- [EXERCISE] Each line below containing the word "Compare" needs to be shown.

- [INFORMATION GIVEN]
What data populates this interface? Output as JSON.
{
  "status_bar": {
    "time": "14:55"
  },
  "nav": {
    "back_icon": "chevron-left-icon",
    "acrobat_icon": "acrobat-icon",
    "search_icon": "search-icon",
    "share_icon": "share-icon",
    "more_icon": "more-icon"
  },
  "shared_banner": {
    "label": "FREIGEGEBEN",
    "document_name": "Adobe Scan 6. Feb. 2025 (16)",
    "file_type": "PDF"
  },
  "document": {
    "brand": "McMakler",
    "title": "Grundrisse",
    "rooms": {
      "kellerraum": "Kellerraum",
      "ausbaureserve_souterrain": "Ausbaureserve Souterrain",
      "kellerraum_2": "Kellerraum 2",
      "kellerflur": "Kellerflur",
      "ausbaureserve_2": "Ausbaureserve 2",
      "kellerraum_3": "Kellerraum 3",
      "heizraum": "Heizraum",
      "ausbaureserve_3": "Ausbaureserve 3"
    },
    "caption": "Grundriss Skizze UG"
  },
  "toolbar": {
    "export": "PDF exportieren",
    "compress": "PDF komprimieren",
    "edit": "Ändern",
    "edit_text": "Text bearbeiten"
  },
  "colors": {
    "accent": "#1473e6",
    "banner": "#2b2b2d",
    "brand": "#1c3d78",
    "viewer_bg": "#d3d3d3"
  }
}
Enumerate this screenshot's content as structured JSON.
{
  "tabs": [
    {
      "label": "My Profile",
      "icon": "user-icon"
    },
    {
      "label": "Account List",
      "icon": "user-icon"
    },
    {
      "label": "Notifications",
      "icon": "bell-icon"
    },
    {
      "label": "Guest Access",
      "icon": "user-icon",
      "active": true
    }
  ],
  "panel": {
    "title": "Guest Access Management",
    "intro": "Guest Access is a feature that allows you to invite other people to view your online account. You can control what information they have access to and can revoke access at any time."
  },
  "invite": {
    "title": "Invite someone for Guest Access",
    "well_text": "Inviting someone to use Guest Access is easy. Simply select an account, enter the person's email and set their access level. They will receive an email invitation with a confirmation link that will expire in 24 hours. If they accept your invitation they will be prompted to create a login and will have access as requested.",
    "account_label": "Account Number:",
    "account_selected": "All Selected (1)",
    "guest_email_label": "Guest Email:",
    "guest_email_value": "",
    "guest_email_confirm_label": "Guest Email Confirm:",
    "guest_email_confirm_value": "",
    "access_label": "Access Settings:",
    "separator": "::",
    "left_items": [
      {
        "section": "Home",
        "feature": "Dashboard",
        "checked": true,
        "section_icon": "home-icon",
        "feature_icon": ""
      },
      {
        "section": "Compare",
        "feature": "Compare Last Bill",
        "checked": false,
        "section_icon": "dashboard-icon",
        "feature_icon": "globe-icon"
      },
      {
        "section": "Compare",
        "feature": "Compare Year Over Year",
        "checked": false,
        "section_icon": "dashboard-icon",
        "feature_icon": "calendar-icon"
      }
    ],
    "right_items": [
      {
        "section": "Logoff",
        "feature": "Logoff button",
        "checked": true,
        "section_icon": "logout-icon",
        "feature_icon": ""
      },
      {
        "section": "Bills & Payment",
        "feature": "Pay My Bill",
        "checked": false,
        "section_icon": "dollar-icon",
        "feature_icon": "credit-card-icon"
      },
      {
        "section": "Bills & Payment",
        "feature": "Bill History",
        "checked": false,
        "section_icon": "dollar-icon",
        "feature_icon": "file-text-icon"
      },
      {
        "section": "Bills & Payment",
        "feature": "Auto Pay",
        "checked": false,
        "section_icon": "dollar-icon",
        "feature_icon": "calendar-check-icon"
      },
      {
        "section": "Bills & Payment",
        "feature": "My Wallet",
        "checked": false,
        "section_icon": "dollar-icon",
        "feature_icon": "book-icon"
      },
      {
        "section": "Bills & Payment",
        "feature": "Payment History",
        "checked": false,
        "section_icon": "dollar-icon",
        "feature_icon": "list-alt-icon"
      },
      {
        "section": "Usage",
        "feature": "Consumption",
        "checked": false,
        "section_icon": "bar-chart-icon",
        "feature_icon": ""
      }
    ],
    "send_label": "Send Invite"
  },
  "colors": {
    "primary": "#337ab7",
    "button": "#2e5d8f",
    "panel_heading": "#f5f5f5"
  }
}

- [ANSWER FOR THIS EXERCISE]
        "section": "Compare",
        "feature": "Compare Last Bill",
        "section": "Compare",
        "feature": "Compare Year Over Year",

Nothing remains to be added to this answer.